Pincushion Plant (Scabiosa)

Photo by Maria Mosolova / Getty Images

They’re low-water, bees love them—what more can you ask? Not only do they behave as a perennial in much of the West, but they grow easily from seed in fall. We’re gaga for ‘Merlot Red,’ ‘Fata Morgana,’  and babysoft ‘Salmon Pink’ (pictured). The seed heads that form on starflower pincushion (S. stellata) are interesting enough to add to bouquets.

California Poppy (Eschscholzia california)

Image courtesy of Annie’s Annuals and Perennials

It’s no surprise that the state flower of California does well across the West, and with so many gorgeous varieties available now, there’s no reason not to scatter some seed wherever you need a pop of drought-tolerant warmth.

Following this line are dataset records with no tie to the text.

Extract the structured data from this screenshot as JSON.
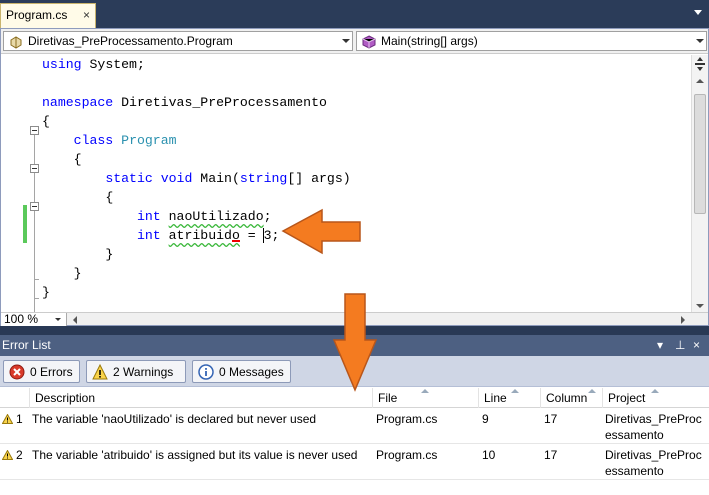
{
  "tab": {
    "title": "Program.cs",
    "close": "×"
  },
  "nav": {
    "type_combo": "Diretivas_PreProcessamento.Program",
    "member_combo": "Main(string[] args)"
  },
  "code": {
    "l1": {
      "kw": "using",
      "rest": " System;"
    },
    "l3": {
      "kw": "namespace",
      "rest": " Diretivas_PreProcessamento"
    },
    "l4": "{",
    "l5": {
      "kw": "class",
      "type": "Program"
    },
    "l6": "{",
    "l7": {
      "kw1": "static",
      "kw2": "void",
      "rest": " Main(",
      "kw3": "string",
      "rest2": "[] args)"
    },
    "l8": "{",
    "l9": {
      "kw": "int",
      "id": "naoUtilizado",
      "rest": ";"
    },
    "l10": {
      "kw": "int",
      "id": "atribuido",
      "rest": " = 3;"
    },
    "l11": "}",
    "l12": "}",
    "l13": "}"
  },
  "zoom": {
    "value": "100 %"
  },
  "error_list": {
    "title": "Error List",
    "controls": {
      "dropdown": "▾",
      "pin": "⊥",
      "close": "×"
    },
    "filters": {
      "errors": "0 Errors",
      "warnings": "2 Warnings",
      "messages": "0 Messages"
    },
    "columns": {
      "description": "Description",
      "file": "File",
      "line": "Line",
      "column": "Column",
      "project": "Project"
    },
    "rows": [
      {
        "num": "1",
        "description": "The variable 'naoUtilizado' is declared but never used",
        "file": "Program.cs",
        "line": "9",
        "column": "17",
        "project": "Diretivas_PreProcessamento"
      },
      {
        "num": "2",
        "description": "The variable 'atribuido' is assigned but its value is never used",
        "file": "Program.cs",
        "line": "10",
        "column": "17",
        "project": "Diretivas_PreProcessamento"
      }
    ]
  },
  "colors": {
    "keyword": "#0000ff",
    "type": "#2b91af",
    "arrow": "#f47b20",
    "title_bar": "#4d6082"
  }
}
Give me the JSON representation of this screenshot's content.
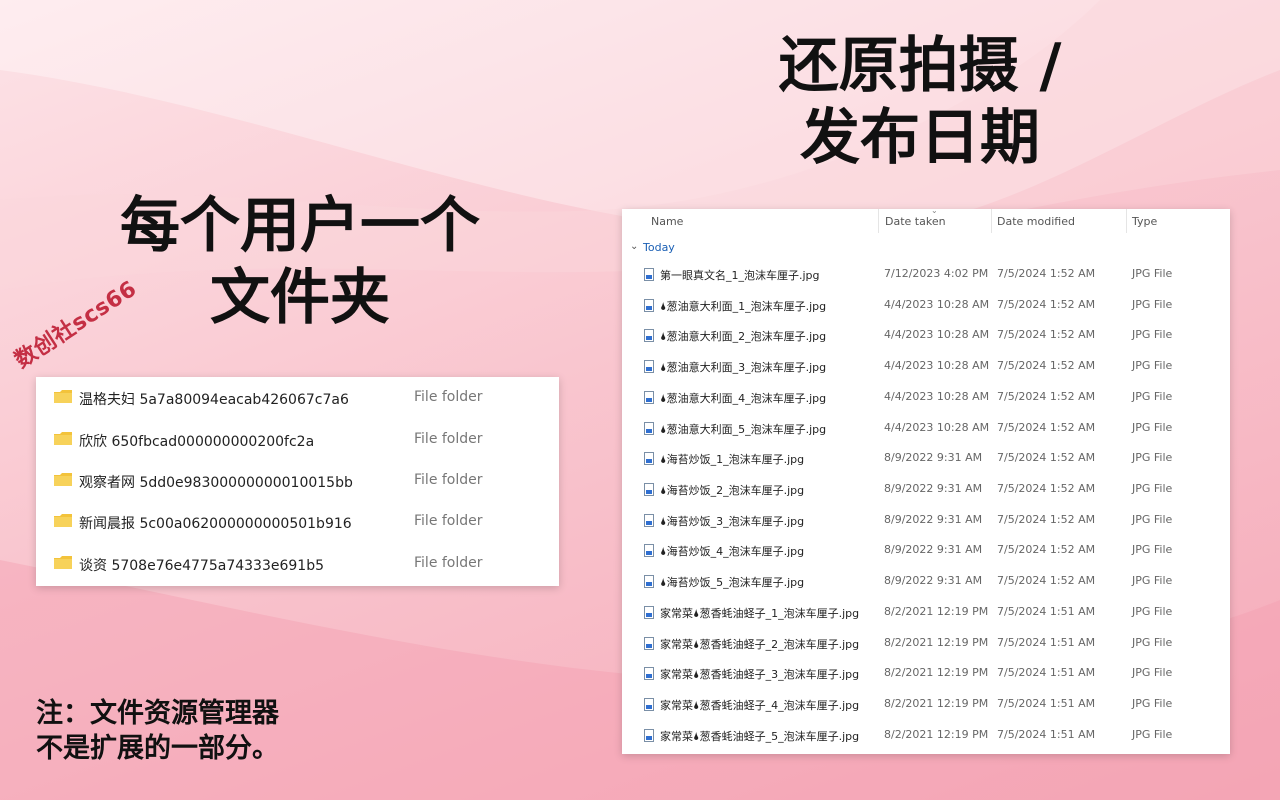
{
  "headings": {
    "right": [
      "还原拍摄 /",
      "发布日期"
    ],
    "left": [
      "每个用户一个",
      "文件夹"
    ]
  },
  "note": [
    "注：文件资源管理器",
    "不是扩展的一部分。"
  ],
  "watermark": "数创社scs66",
  "folder_list": {
    "icon": "folder-icon",
    "items": [
      {
        "name": "温格夫妇 5a7a80094eacab426067c7a6",
        "type": "File folder"
      },
      {
        "name": "欣欣 650fbcad000000000200fc2a",
        "type": "File folder"
      },
      {
        "name": "观察者网 5dd0e98300000000010015bb",
        "type": "File folder"
      },
      {
        "name": "新闻晨报 5c00a062000000000501b916",
        "type": "File folder"
      },
      {
        "name": "谈资 5708e76e4775a74333e691b5",
        "type": "File folder"
      }
    ]
  },
  "file_list": {
    "columns": {
      "name": "Name",
      "date_taken": "Date taken",
      "date_modified": "Date modified",
      "type": "Type"
    },
    "group": "Today",
    "icon": "image-file-icon",
    "items": [
      {
        "name": "第一眼真文名_1_泡沫车厘子.jpg",
        "date_taken": "7/12/2023 4:02 PM",
        "date_modified": "7/5/2024 1:52 AM",
        "type": "JPG File"
      },
      {
        "name": "🌢葱油意大利面_1_泡沫车厘子.jpg",
        "date_taken": "4/4/2023 10:28 AM",
        "date_modified": "7/5/2024 1:52 AM",
        "type": "JPG File"
      },
      {
        "name": "🌢葱油意大利面_2_泡沫车厘子.jpg",
        "date_taken": "4/4/2023 10:28 AM",
        "date_modified": "7/5/2024 1:52 AM",
        "type": "JPG File"
      },
      {
        "name": "🌢葱油意大利面_3_泡沫车厘子.jpg",
        "date_taken": "4/4/2023 10:28 AM",
        "date_modified": "7/5/2024 1:52 AM",
        "type": "JPG File"
      },
      {
        "name": "🌢葱油意大利面_4_泡沫车厘子.jpg",
        "date_taken": "4/4/2023 10:28 AM",
        "date_modified": "7/5/2024 1:52 AM",
        "type": "JPG File"
      },
      {
        "name": "🌢葱油意大利面_5_泡沫车厘子.jpg",
        "date_taken": "4/4/2023 10:28 AM",
        "date_modified": "7/5/2024 1:52 AM",
        "type": "JPG File"
      },
      {
        "name": "🌢海苔炒饭_1_泡沫车厘子.jpg",
        "date_taken": "8/9/2022 9:31 AM",
        "date_modified": "7/5/2024 1:52 AM",
        "type": "JPG File"
      },
      {
        "name": "🌢海苔炒饭_2_泡沫车厘子.jpg",
        "date_taken": "8/9/2022 9:31 AM",
        "date_modified": "7/5/2024 1:52 AM",
        "type": "JPG File"
      },
      {
        "name": "🌢海苔炒饭_3_泡沫车厘子.jpg",
        "date_taken": "8/9/2022 9:31 AM",
        "date_modified": "7/5/2024 1:52 AM",
        "type": "JPG File"
      },
      {
        "name": "🌢海苔炒饭_4_泡沫车厘子.jpg",
        "date_taken": "8/9/2022 9:31 AM",
        "date_modified": "7/5/2024 1:52 AM",
        "type": "JPG File"
      },
      {
        "name": "🌢海苔炒饭_5_泡沫车厘子.jpg",
        "date_taken": "8/9/2022 9:31 AM",
        "date_modified": "7/5/2024 1:52 AM",
        "type": "JPG File"
      },
      {
        "name": "家常菜🌢葱香蚝油蛏子_1_泡沫车厘子.jpg",
        "date_taken": "8/2/2021 12:19 PM",
        "date_modified": "7/5/2024 1:51 AM",
        "type": "JPG File"
      },
      {
        "name": "家常菜🌢葱香蚝油蛏子_2_泡沫车厘子.jpg",
        "date_taken": "8/2/2021 12:19 PM",
        "date_modified": "7/5/2024 1:51 AM",
        "type": "JPG File"
      },
      {
        "name": "家常菜🌢葱香蚝油蛏子_3_泡沫车厘子.jpg",
        "date_taken": "8/2/2021 12:19 PM",
        "date_modified": "7/5/2024 1:51 AM",
        "type": "JPG File"
      },
      {
        "name": "家常菜🌢葱香蚝油蛏子_4_泡沫车厘子.jpg",
        "date_taken": "8/2/2021 12:19 PM",
        "date_modified": "7/5/2024 1:51 AM",
        "type": "JPG File"
      },
      {
        "name": "家常菜🌢葱香蚝油蛏子_5_泡沫车厘子.jpg",
        "date_taken": "8/2/2021 12:19 PM",
        "date_modified": "7/5/2024 1:51 AM",
        "type": "JPG File"
      }
    ]
  }
}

We love free-blooming ‘Apricot Chiffon’ (pictured above) and ‘Red Chief.’ The ‘Thai Silk’ varieties also come in incredible double blooms, and in scrumptious colors like the sheer camisole ‘Pink Champagne‘ and ‘Appleblossom Chiffon.’